This was an argument that, as someone who considered themselves on the labor-left, was persuasive to me, because it has a similar logic to arguments that are used to defend public-sector unions in general. One of the most critical functions of public-sector unions is to protect those workforces from becoming mere patronage dumps for powerful politicians, which degrades public services and undermines democracy.
This is probably the most persuasive argument in favor of police unions. However, the implication is that so long as state power is held by an exploitative class, the public is stuck between two bad options. With strong unions, police can beggar cities, exercise immense power in urban politics, protect and immunize their members from accountability. Without them, corrupt bourgeois politicians can build personally loyal patronage armies inside what is essentially a paramilitary force. In neither case is the public more safe.
Drawing down police departments and funding alternative public safety programs, and building working class organizations to take state power—two approaches that complement each other—are the only sure ways to end the police violence that has wracked the working class and in particular the Black and brown segments of the working class, for generations.”
The New Jim Crow by Michelle Alexander
Are Prisons Obsolete by Angela Davis
When Police Kill by Franklin E. Zimring
The End of Policing by Alex Vitale
Beyond Survival: Strategies and Stories from the Transformative Justice Movement by Ejeris Dixon (Editor) and Leah Lakshmi Piepzna-Samarasinha (Editor)
The Black and the Blue: A Cop Reveals the Crimes and Racism in America's Law Enforcement and the Search for Change by Matthew Horace
Full ‘CitiesX: The Past, Present and Future of Urban Life’ Course https://www.edx.org/course/citiesx-the-past-present-and-future-of-urban-life
A Local Artist Made a Mini Comic Book to Help People Understand the Andres Guardado Case via L.A. TACO

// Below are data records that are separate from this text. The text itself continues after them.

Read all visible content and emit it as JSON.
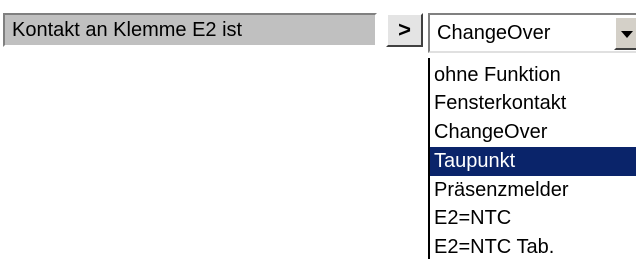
{
  "label": {
    "text": "Kontakt an Klemme E2 ist"
  },
  "arrow_button": {
    "label": ">"
  },
  "select": {
    "value": "ChangeOver"
  },
  "dropdown": {
    "options": [
      {
        "label": "ohne Funktion"
      },
      {
        "label": "Fensterkontakt"
      },
      {
        "label": "ChangeOver"
      },
      {
        "label": "Taupunkt",
        "highlighted": true
      },
      {
        "label": "Präsenzmelder"
      },
      {
        "label": "E2=NTC"
      },
      {
        "label": "E2=NTC Tab."
      }
    ]
  },
  "colors": {
    "highlight_bg": "#0a246a",
    "highlight_text": "#ffffff",
    "label_bg": "#c0c0c0"
  }
}
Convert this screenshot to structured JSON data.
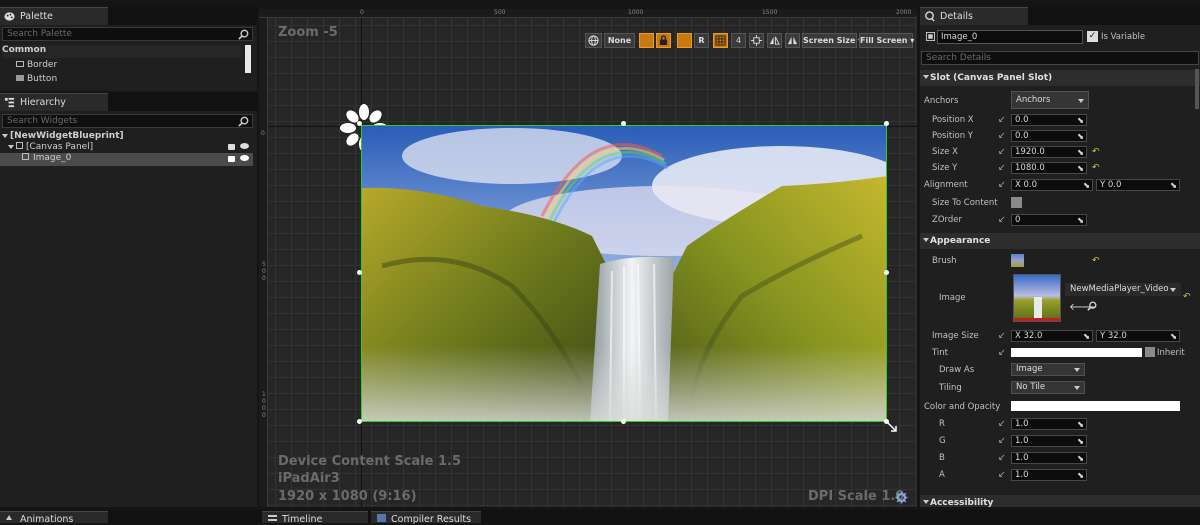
{
  "palette": {
    "tab_label": "Palette",
    "search_placeholder": "Search Palette",
    "category": "Common",
    "items": [
      {
        "label": "Border"
      },
      {
        "label": "Button"
      }
    ]
  },
  "hierarchy": {
    "tab_label": "Hierarchy",
    "search_placeholder": "Search Widgets",
    "root": "[NewWidgetBlueprint]",
    "canvas": "[Canvas Panel]",
    "selected": "Image_0"
  },
  "designer": {
    "zoom": "Zoom -5",
    "ruler_top": [
      "0",
      "500",
      "1000",
      "1500",
      "2000"
    ],
    "ruler_left": [
      "0",
      "5 0 0",
      "1 0 0 0"
    ],
    "toolbar": {
      "none_label": "None",
      "r_label": "R",
      "four_label": "4",
      "screen_size_label": "Screen Size",
      "fill_screen_label": "Fill Screen"
    },
    "device_scale": "Device Content Scale 1.5",
    "device_name": "iPadAir3",
    "resolution": "1920 x 1080 (9:16)",
    "dpi_scale": "DPI Scale 1.0"
  },
  "details": {
    "tab_label": "Details",
    "widget_name": "Image_0",
    "is_variable_label": "Is Variable",
    "search_placeholder": "Search Details",
    "slot_header": "Slot (Canvas Panel Slot)",
    "anchors_label": "Anchors",
    "anchors_value": "Anchors",
    "position_x_label": "Position X",
    "position_x": "0.0",
    "position_y_label": "Position Y",
    "position_y": "0.0",
    "size_x_label": "Size X",
    "size_x": "1920.0",
    "size_y_label": "Size Y",
    "size_y": "1080.0",
    "alignment_label": "Alignment",
    "alignment_x": "X  0.0",
    "alignment_y": "Y  0.0",
    "size_to_content_label": "Size To Content",
    "zorder_label": "ZOrder",
    "zorder": "0",
    "appearance_header": "Appearance",
    "brush_label": "Brush",
    "image_label": "Image",
    "image_asset": "NewMediaPlayer_Video",
    "image_size_label": "Image Size",
    "image_size_x": "X  32.0",
    "image_size_y": "Y  32.0",
    "tint_label": "Tint",
    "inherit_label": "Inherit",
    "draw_as_label": "Draw As",
    "draw_as_value": "Image",
    "tiling_label": "Tiling",
    "tiling_value": "No Tile",
    "color_opacity_label": "Color and Opacity",
    "r_label": "R",
    "r_value": "1.0",
    "g_label": "G",
    "g_value": "1.0",
    "b_label": "B",
    "b_value": "1.0",
    "a_label": "A",
    "a_value": "1.0",
    "accessibility_header": "Accessibility"
  },
  "bottom_tabs": {
    "animations": "Animations",
    "timeline": "Timeline",
    "compiler": "Compiler Results"
  }
}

Do Not Resist via Vanish Films
Policing The Police via FRONTLINE
Police Killings in the U.S. - Inequalities in Race/Ethnicity and Socioeconomic Position
Can You Build a Better Cop?: Experimental Evidence on Supervision, Training, and Policing in the Community
Militarization fails to enhance police safety or reduce crime but may harm police reputation
The Mass Criminalization of Black Americans: A Historical Overview
Police Are Our Government: Politics, Political Science, and the Policing of Race–Class Subjugated Communities
Headlong: Running from COPS
Shots Fired via Radiolab
The Untold Story: Policing via Lemonada Media
The death of George Floyd: will anything change?
Justice in America Episode 21: Police Accountability
American Police via NPR
Blame via Radiolab
Mr. Graham and the Reasonable Man via Radiolab
T. Greg "BOEK THE BLUP" Doucette @greg_doucetteTo simplify following the criminal justice news of the last 36 hours, I posted a set of 10 links to police brutality videos on Facebook Can't do that here, obvs So I'm putting them into a thread
“Did Iraq & Afghanistan Wars contribute to the militarization of US police departments? Data are pretty clear. Surplus military equipment transferred to local law enforcement (via 1033 program) steadily rose starting in mid-00s, followed by spikes after 2010.” via @ProfPaulPoast
Data proves that together these eight policies can decrease police violence by 72%.
We can end police violence in America
Police have killed 598 people in 2020.
A curated collection of links
“This resource guide offers sources on policing, prisons, and punishment. In general, I’ve tried to list shorter pieces, articles, and listening/viewing material. Though the sources are organized thematically, there is no issue in the carceral state that doesn’t intersect with another; therefore, most of the categories are necessarily false divides used for purposes of organization. In places where I’ve listed books, I include a link to the book or to an interview with the author.”
That’s it for this week. Until next time - Ad Astra!